Top Critic Average
Ashen's slant on the Soulslike subgenre isn't revolutionary, but is a wonderful example of the familiar formula executed well. It's thoughtful, gorgeous, challenging and a dream to explore.
Ashen's handful of new ideas make it a stellar Souls-like with solid combat, a great art style, and an interesting world.
A moody, well-wrought action role-player with striking, desolate landscapes and a couple of great dungeons.
One of the best Dark Souls clones so far and while some things are near identical the co-op features help distinguish it as something more than just a straight copy.
Ashen contributes more hits than misses to the Souls formula, though the overall experience may feel too familiar to fans of FromSoftware's trendsetting series.
Collecting souls is as nerve-wracking and rewarding as ever, but the real joy Ashen brings to this deadly dance is sharing those memories with strangers
A44's Ashen is as much about building community as it is defeating challenging enemies, reinforcing the triumph of victory with concrete examples of how you're improving its world.
As I continued to make my way through Ashen a calm of complacency washed over me. It doesn't have quite the same highs as a lot of its predecessors, but it maintains its tranquil equilibrium throughout. If you have an adventurous spirit and the patience and time to put into it, Ashen will pay dividends.

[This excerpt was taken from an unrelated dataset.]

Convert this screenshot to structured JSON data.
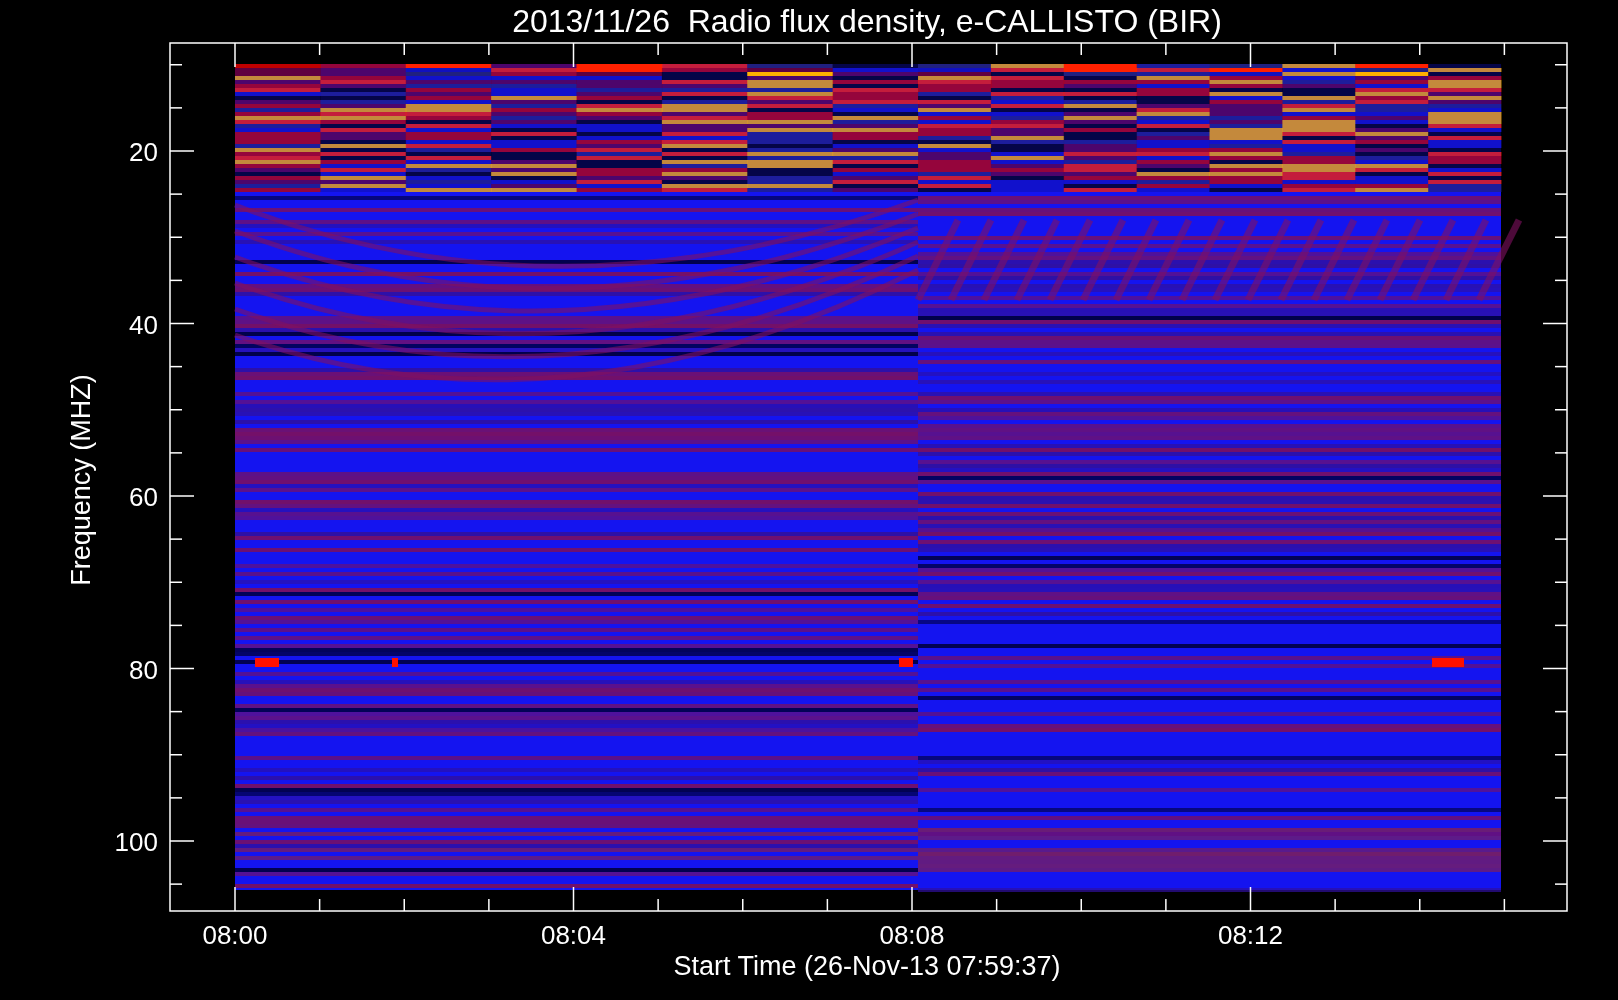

I like Ashen, it's a good game, it would just be nice to see it building upon the foundation of its muse rather than almost copying and pasting it. The world of Ashen is its biggest attraction, the lore is deeply entrenched and really pulls everything together into something that is worth playing through. That being said, if you have played Dark Souls and don't want to replay Dark Souls, then you aren't going to get on with this. It is an odd one as I am a huge fan of this style of game, but we need games that build a more exciting game on top of the ideas that have been put down. It isn't enough to be the same but with a different look. Ashen is good, but nothing revolutionary.